So, I guess it took several weeks of isolation to finally give me the time and motivation to go through a much-needed re-branding exercise for my own business.
Talk about practising what you preach: I am constantly reminding my clients about the importance of keeping their website’s look and content fresh and relevant, about looking after the image of your business and all that jazz. Yet my own website was woefully outdated, to the point where I was no longer pointing prospective clients towards it.
I could blame it on how busy I’ve been, but deep down I know that would just be an excuse – or I could put it down to my own laziness, but that would probably be unfair, as I’m genuinely not a lazy person and in fact (my wife can vouch for this) when I get my head down and get started on a project it’s usually hard to pull me away from my desk.
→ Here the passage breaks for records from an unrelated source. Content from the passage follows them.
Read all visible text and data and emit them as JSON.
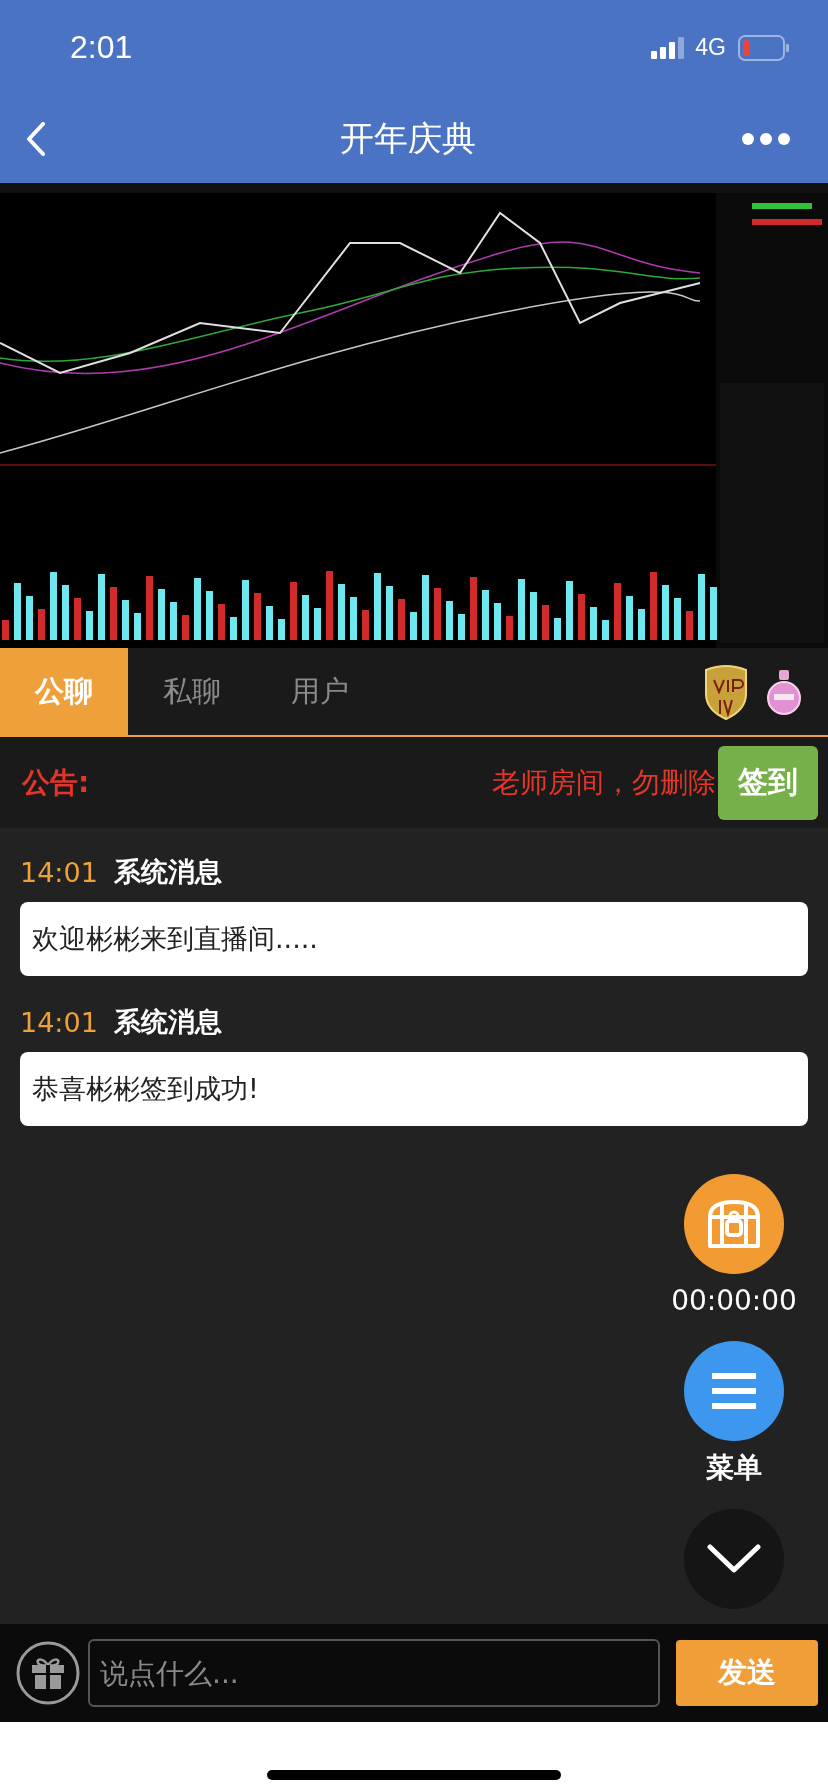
{
  "status_bar": {
    "time": "2:01",
    "network": "4G"
  },
  "nav": {
    "title": "开年庆典"
  },
  "tabs": [
    {
      "label": "公聊",
      "selected": true
    },
    {
      "label": "私聊",
      "selected": false
    },
    {
      "label": "用户",
      "selected": false
    }
  ],
  "notice": {
    "label": "公告:",
    "text": "老师房间，勿删除",
    "button": "签到"
  },
  "messages": [
    {
      "time": "14:01",
      "sender": "系统消息",
      "text": "欢迎彬彬来到直播间....."
    },
    {
      "time": "14:01",
      "sender": "系统消息",
      "text": "恭喜彬彬签到成功!"
    }
  ],
  "floating": {
    "timer": "00:00:00",
    "menu_label": "菜单"
  },
  "composer": {
    "placeholder": "说点什么...",
    "send": "发送"
  }
}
I need to see it finished.
Yet this half-developed new site had been sitting in a subdomain for the best part of two years and I simply couldn’t bring myself to finish it.
I think there must be a syndrome that affects people who do certain types of manual or creative work. I’ve seen it in tradesmen I’ve dealt with in the past: a builder who was really quick and efficient, and completed my extension in record time, yet had been struggling to do up his own house (he was telling me how the work had been dragging on for two years); a plumber who, again, was quick to respond to my call and carried out the work in no time, yet by his own admission couldn’t bring himself to refurbish his mother’s bathroom, a job she had been asking him to do for years; and I know many people in my own profession who face a similar struggle.
My best guess is that it comes down to the amount of pressure we feel to deliver something that “does us justice”. Take the builder: if he hadn’t been 100% happy with the work he’d done on my extension, he may not have been proud of it, he may not have taken pictures of it for his website, but he could have simply moved onto the next job – no one needed to witness his failure.
But how would it look to people who visited his newly refurbished home, if the work looked shoddy, or even just not outstanding? He would have had to live with it and be constantly reminded of his own shortcomings.
I know I felt the same way about my own website: it had to look and feel at least as good as anything I might produce for a client – and that felt like a monumental task. The pressure was such that I restarted the work several times and in the end just abandoned it.
It took a real push of my willpower to get past this mental block, but the relief is massive!
Does the new website live up to my own standards? Yes, I think so – you be the judges, but I’m genuinely quite pleased with it.
More importantly, I’m pleased that I can once again tell prospective clients to go and check out my online portfolio. Yes, I can invite people round again!